“We try to have a chat about their day, away from skating, to show that we also value them as people, not just skaters.

“When they realize their peers are often going through the same things, that can be therapeutic also.”

Murphy said he’s constantly looking for signals of issues off the ice, things that the young skaters won’t always talk about.

“If we’re noticing anything, we probably don’t go straight to the kid, we would maybe go to the parents and mention that we see a change in behaviour and it’s totally up to the family to take it from there,” added Murphy.

“If they need help from us, we have resources via Skate Canada, such as social media training, grief counselling; (Skate Canada has) taken a really active role in the last few years.

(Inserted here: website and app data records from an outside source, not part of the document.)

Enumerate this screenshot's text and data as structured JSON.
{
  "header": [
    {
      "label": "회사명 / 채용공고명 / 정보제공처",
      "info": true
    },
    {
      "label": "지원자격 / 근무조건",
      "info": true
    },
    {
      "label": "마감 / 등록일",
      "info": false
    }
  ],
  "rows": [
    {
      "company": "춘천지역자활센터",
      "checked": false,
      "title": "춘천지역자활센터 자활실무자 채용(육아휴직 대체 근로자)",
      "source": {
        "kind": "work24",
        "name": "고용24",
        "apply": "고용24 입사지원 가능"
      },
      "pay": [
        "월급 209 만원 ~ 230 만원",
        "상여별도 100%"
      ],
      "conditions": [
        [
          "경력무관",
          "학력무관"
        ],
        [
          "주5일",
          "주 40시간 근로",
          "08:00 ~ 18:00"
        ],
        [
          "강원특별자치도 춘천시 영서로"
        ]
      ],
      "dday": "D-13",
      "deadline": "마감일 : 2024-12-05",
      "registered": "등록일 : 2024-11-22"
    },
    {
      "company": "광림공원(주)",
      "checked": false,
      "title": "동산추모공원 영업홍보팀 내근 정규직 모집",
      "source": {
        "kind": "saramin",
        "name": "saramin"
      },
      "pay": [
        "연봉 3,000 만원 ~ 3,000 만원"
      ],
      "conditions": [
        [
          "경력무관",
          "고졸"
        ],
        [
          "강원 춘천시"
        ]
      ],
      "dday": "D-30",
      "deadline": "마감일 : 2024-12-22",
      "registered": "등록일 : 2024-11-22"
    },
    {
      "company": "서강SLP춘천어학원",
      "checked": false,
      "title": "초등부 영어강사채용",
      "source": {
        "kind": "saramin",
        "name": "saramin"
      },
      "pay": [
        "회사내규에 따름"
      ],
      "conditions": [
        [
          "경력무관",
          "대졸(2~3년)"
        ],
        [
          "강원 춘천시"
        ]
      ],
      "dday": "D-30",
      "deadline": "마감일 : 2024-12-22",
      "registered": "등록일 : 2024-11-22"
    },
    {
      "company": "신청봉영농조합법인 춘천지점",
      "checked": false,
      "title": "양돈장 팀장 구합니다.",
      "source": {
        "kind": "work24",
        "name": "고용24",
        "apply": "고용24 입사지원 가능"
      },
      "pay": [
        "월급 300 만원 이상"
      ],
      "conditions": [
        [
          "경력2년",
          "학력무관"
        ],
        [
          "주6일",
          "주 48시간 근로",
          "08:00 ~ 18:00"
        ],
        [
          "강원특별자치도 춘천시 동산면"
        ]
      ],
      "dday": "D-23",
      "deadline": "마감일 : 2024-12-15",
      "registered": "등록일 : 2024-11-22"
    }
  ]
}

“They have really invested in this because they’ve realized, if we want them to ultimately perform on the highest stage, we need to look after their mental health.”

The last 18 months or so, said Murphy, has been one massive learning curve for coaches and athletes alike, with the pandemic forcing them to think on their feet to keep the kids tuned in mentally.

“We just had to support them all year long,” said Murphy.

“But having to tell them to stay at home was tough. We kept in touch with them every day via Zoom and did workouts outside when that was allowed.

“Last spring was treacherous as coaches. But the parents could see the mood in their kids was a lot more positive after that hour on Zoom seeing each other.

“We had to keep learning and adjusting and I think we succeeded, even though we were not prepared to teach figure skating via Zoom.”

All that hard work, added Murphy, has paid off, with the likes of Connaught skating star Wesley Chiu bagging titles on the international junior circuit this fall.

“If we had just twiddled our thumbs last year, we probably wouldn’t be where we are today with our skaters,” Murphy noted.